Your instructions:
Each line below that contains the word "icon" must be copied.

(Web page and app entries)
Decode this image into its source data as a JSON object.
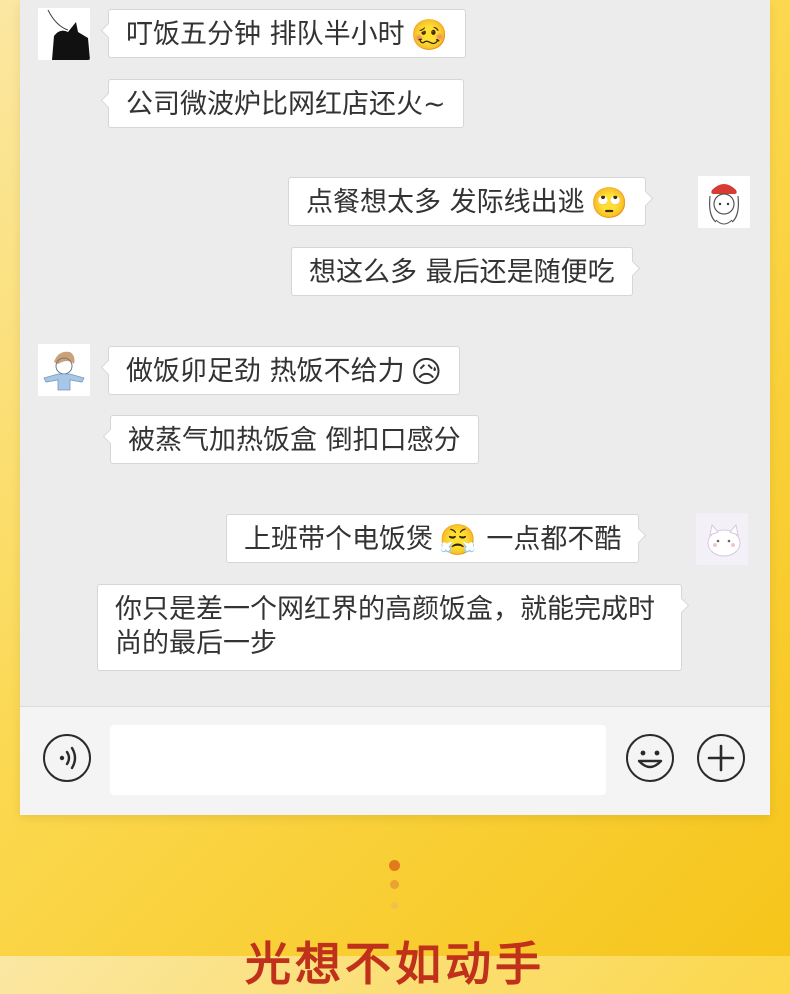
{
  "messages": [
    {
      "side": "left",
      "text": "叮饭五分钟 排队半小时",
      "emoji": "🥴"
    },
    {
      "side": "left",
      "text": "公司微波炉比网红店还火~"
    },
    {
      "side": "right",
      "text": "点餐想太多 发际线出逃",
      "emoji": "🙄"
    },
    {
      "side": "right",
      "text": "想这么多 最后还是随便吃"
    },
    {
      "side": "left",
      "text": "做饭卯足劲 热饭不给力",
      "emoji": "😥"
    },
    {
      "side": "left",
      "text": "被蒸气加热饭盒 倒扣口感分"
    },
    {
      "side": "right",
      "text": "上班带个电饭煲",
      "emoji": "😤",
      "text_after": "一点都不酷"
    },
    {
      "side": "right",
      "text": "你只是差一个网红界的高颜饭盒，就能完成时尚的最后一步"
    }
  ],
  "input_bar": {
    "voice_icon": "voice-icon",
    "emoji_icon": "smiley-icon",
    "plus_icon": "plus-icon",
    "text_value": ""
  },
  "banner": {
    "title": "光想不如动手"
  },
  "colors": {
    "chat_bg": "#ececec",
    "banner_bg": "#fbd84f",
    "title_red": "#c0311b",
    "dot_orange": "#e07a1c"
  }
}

Answer below:
    "voice_icon": "voice-icon",
    "emoji_icon": "smiley-icon",
    "plus_icon": "plus-icon",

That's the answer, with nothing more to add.